None of the options turned out to be attractive. Then, why not bargain with the Americans? (Usama was, after all, not a friend of Pakistan. In fact, we would have been much better off if he had left Afghanistan immediately after 9/11.) They would be ecstatic. In return, we could gain a lot.
The final decision was to offer him to Americans. They were told, “We have got him. How do you want him, dead or alive?” They jumped with joy.
“What will be in it for us?” we asked.
“Anything you want,” they assured.
A deal was struck. The U.S. agreed to most of our terms. The agreement is secret for the time being but developments in near future would be in accordance with it. Some of our major problems will be solved with American help, such as political and economic chaos, internal terrorism, Indian role in Kashmir and Afghanistan. If Americans do not betray us, that is.
Americans asked only for the glory of getting Usama in their own way. That would be fine with us because it would allow us to deny any involvement in the operation and avoid backlash from our own people and Muslims elsewhere. (If the operation were to be in an army town deep in the country, every sensible person would understand that it would have been impossible without our full support.) There would be sharp criticism against us in the U.S. and elsewhere, and doubts would be raised here and abroad about our capability. We can live with it. In such situations, silence is golden.
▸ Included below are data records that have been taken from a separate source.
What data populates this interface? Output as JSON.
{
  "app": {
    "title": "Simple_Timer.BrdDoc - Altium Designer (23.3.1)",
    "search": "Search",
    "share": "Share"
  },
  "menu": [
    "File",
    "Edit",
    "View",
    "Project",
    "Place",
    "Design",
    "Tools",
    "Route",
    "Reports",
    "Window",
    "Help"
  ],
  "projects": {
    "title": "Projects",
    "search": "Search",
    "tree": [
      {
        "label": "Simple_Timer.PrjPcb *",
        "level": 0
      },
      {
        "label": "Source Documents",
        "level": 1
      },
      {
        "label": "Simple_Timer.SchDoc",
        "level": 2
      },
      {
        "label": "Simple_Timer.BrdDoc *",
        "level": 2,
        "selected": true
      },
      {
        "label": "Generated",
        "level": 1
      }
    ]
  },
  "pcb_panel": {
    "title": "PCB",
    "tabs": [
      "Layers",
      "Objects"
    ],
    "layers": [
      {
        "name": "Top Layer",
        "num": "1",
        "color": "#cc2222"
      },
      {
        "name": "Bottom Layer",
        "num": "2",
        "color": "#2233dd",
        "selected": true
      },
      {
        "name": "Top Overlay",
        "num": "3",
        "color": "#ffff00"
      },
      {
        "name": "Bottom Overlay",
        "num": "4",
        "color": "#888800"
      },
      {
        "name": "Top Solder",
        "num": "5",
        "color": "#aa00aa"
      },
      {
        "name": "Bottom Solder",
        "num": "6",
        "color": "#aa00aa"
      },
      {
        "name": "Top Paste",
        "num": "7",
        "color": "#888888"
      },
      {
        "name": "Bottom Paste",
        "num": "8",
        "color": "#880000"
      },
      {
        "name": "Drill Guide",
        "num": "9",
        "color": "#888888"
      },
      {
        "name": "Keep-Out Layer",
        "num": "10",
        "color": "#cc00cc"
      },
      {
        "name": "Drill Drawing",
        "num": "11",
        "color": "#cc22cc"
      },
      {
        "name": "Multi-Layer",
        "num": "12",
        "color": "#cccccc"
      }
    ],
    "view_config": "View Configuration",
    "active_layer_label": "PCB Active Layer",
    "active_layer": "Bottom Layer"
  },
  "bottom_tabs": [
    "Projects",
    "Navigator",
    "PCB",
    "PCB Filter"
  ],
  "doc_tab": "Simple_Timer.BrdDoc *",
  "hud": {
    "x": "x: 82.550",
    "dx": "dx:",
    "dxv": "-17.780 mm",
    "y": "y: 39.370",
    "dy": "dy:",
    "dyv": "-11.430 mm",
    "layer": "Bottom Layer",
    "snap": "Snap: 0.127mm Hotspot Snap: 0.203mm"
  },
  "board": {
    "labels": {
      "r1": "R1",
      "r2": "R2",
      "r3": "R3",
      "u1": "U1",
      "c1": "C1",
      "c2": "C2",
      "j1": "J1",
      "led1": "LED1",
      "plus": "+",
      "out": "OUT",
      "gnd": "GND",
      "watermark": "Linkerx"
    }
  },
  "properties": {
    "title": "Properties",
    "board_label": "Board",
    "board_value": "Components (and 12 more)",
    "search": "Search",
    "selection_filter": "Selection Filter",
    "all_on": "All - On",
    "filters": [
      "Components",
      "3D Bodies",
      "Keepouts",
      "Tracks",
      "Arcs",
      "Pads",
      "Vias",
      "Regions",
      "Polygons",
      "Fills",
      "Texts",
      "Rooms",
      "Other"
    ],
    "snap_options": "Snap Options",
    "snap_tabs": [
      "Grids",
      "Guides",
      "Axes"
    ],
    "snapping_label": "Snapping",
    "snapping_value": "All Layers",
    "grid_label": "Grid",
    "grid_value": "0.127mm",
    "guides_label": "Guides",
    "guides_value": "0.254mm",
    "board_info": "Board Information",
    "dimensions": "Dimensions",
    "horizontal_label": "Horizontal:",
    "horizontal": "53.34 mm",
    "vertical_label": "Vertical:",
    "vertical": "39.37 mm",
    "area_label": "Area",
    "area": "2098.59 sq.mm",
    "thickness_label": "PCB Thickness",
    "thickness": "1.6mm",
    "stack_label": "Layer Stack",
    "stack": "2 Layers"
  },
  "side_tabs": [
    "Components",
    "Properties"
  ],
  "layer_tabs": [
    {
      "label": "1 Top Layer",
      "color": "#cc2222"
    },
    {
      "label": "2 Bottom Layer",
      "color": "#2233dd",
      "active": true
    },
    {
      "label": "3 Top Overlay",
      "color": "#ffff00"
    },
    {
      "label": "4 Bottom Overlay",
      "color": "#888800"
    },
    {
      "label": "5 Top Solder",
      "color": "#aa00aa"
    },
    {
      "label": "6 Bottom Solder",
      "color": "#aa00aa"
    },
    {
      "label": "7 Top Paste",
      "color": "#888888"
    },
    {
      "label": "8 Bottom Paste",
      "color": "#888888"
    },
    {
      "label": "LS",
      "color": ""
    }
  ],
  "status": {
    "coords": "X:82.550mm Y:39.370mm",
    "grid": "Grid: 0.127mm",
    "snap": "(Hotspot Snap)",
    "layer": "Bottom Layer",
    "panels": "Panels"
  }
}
A unit of Navy SEAL practiced a raid on a house built in the U.S., similar to one in which Usama was living. SEAL (SEa, Air, Land) is a force of the U.S. Navy for special missions. It was chosen for a special reason. President Obama did not want to involve any army unit in Afghanistan because that would have allowed Gen. David Petraeus to take credit. (Petraeus has ambition to become the Republican candidate against Obama in presidential election next year.)
Despite much preparation, Americans lost a helicopter due to mechanical failure. If they had somehow lost the other one too, they would have asked us to rescue them and take them back to their base. So much for the capability of the biggest military machine in the world.
Finally, the U.S. had its day. It did what it does best: defeating a defenseless enemy. (America has never attacked any country that had even a minimal ability to hit back. It invaded Iraq and Afghanistan but will never attack Iran or North Korea.)
Usama’s time was over. After some daring acts in the early days, his people, after 9/11, only provided excuses to Americans to cause immense harm to Muslims, especially us, while, under an unholy understanding, not exploding even a cracker in the U.S. itself so that it does not hunt him vigorously. Usama is a hero to the enemies of America but a villain to those who suffered because of him.
Rather than facing death as a valiant mujahid, Usama decided to run away from it. Instead of a final open clash with Americans at a place of his choice, with world cameras recording his last glorious moments, he wanted to leave secretly for Yemen. He wanted to go across the Arabian Sea to save his life but, as the luck would have it, ended up at its bottom.